It is vital to acknowledge that individuals may have different communication styles and preferences. While my approach might involve sharing thoughts more actively, I genuinely appreciate and welcome different perspectives and voices in any conversation. I believe in the importance of an inclusive dialogue, where ideas can be exchanged freely and respectfully.
Lol why did the OP get downvoted so much?
I like doing a couple hard 400s before races to get the endorphins going. A club I occasionally work out with does a "warmup quarter" where most people blast it. Seems like it should be discussed more, because I never heard of such a thing in HS or college.
I can only guess why others may have provided a downvote for the OP. Perhaps the last sentence gives it away - that completing a 400m Vasodilation "...was the secret to their incredible performance."
While I do believe that a race specific vasodilation is key in priming racing performance, it alone will not yield an incredible performance.
Incredible performances take shape weeks and months in advance - as dedicated runners put in consistent work to elicit physiological adaptations and psychological frameworks.
A pre-race Vasodilation is simply a tool in that process to get every little bit out of each runner as possible.
We sometimes did 2-2.5 minutes at 5:00 min/mi pace 10–15 minutes before races in college. Threshold warm-up is what our coach called it.
Sometimes it was a good way to get that “my legs feel like garbage” out of the way. Sometimes it made you realize you were really tired, haha.

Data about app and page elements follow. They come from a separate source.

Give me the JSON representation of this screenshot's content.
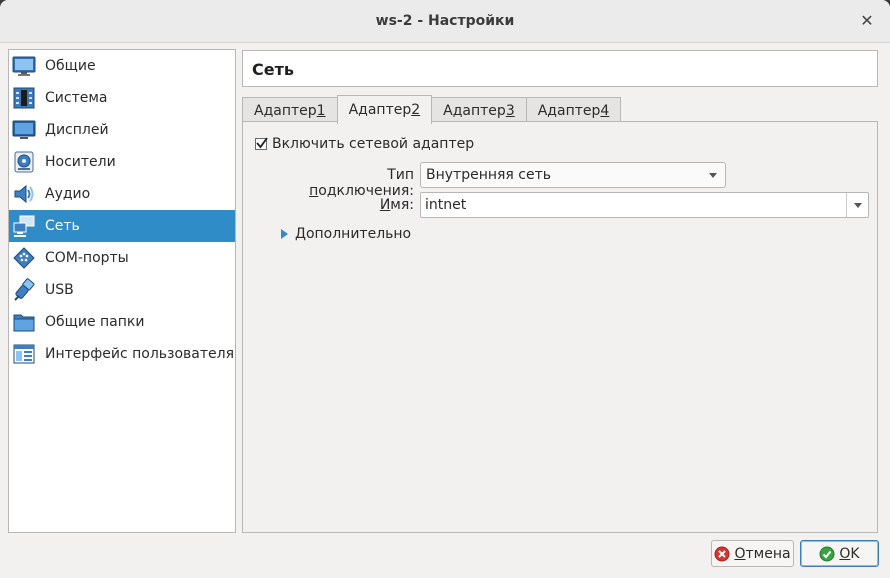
{
  "window": {
    "title": "ws-2 - Настройки"
  },
  "sidebar": {
    "items": [
      {
        "label": "Общие",
        "icon": "general-monitor-icon",
        "selected": false
      },
      {
        "label": "Система",
        "icon": "system-chip-icon",
        "selected": false
      },
      {
        "label": "Дисплей",
        "icon": "display-monitor-icon",
        "selected": false
      },
      {
        "label": "Носители",
        "icon": "storage-disk-icon",
        "selected": false
      },
      {
        "label": "Аудио",
        "icon": "audio-speaker-icon",
        "selected": false
      },
      {
        "label": "Сеть",
        "icon": "network-icon",
        "selected": true
      },
      {
        "label": "COM-порты",
        "icon": "serial-port-icon",
        "selected": false
      },
      {
        "label": "USB",
        "icon": "usb-icon",
        "selected": false
      },
      {
        "label": "Общие папки",
        "icon": "shared-folder-icon",
        "selected": false
      },
      {
        "label": "Интерфейс пользователя",
        "icon": "user-interface-icon",
        "selected": false
      }
    ]
  },
  "page": {
    "title": "Сеть"
  },
  "tabs": [
    {
      "pre": "Адаптер ",
      "key": "1",
      "active": false
    },
    {
      "pre": "Адаптер ",
      "key": "2",
      "active": true
    },
    {
      "pre": "Адаптер ",
      "key": "3",
      "active": false
    },
    {
      "pre": "Адаптер ",
      "key": "4",
      "active": false
    }
  ],
  "adapter": {
    "enable_label": "Включить сетевой адаптер",
    "enabled": true,
    "attach_label_pre": "Тип ",
    "attach_label_key": "п",
    "attach_label_post": "одключения:",
    "attach_value": "Внутренняя сеть",
    "name_label_key": "И",
    "name_label_post": "мя:",
    "name_value": "intnet",
    "advanced_key": "Д",
    "advanced_post": "ополнительно"
  },
  "buttons": {
    "cancel_key": "О",
    "cancel_post": "тмена",
    "ok_key": "O",
    "ok_post": "K"
  },
  "colors": {
    "accent": "#308cc6",
    "selection_text": "#ffffff",
    "ok_icon": "#3aa341",
    "cancel_icon": "#d9342b"
  }
}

I ran 800/1500 mostly.
many times you run your fastest rep if a workout on the last one when you’re exhausted, so OSU studs getting tired because of a warmup is very unlikely.
As a road racer now, I do 60 seconds at 5:00 /mi pace 10 mins before all races half marathon or shorter. Getting my heart rate up makes the start much more manageable and, I would argue, is less tiring than a longer warmup running slow miles, especially for a HM.
This post was removed.
If you're for real, which some doubt, it's unfortunate that your style matches ChatGPT almost perfectly. The over-explained, fussily precise, on-the-one-hand-this-however-it-should-also-be-recognised-that way of writing that really does look like copy/paste from either GPT or a content farm filler blog page.
No offence, but maybe loosen up and write more conversationally to avoid these responses?
with all due respect to all the other scientific theories that have been advanced on this thread. Here is what I think happens based on doing studies on steady state running in an Ex Phys lab.
Doing these rigorous routines prior to the race gets your heart rate up in the high range.
Warm up running and 50 yard strides don't do this.
The net result is that when you start the race your heart rate is higher at the start and gets to steady state more quickly once the race begins. This, in turn reduces the O2 Debt that you accumulate while GETTING to steady state is lower.
In layman's terms... It is much easier to get your "second wind".
Don't know why this has so many downvotes it's an interesting observation and question
This post was removed.
I spent more than 15 minutes on an article for LRC and several people said I was trolling! When someone is trying to help you, maybe you should wakeup and take them seriously.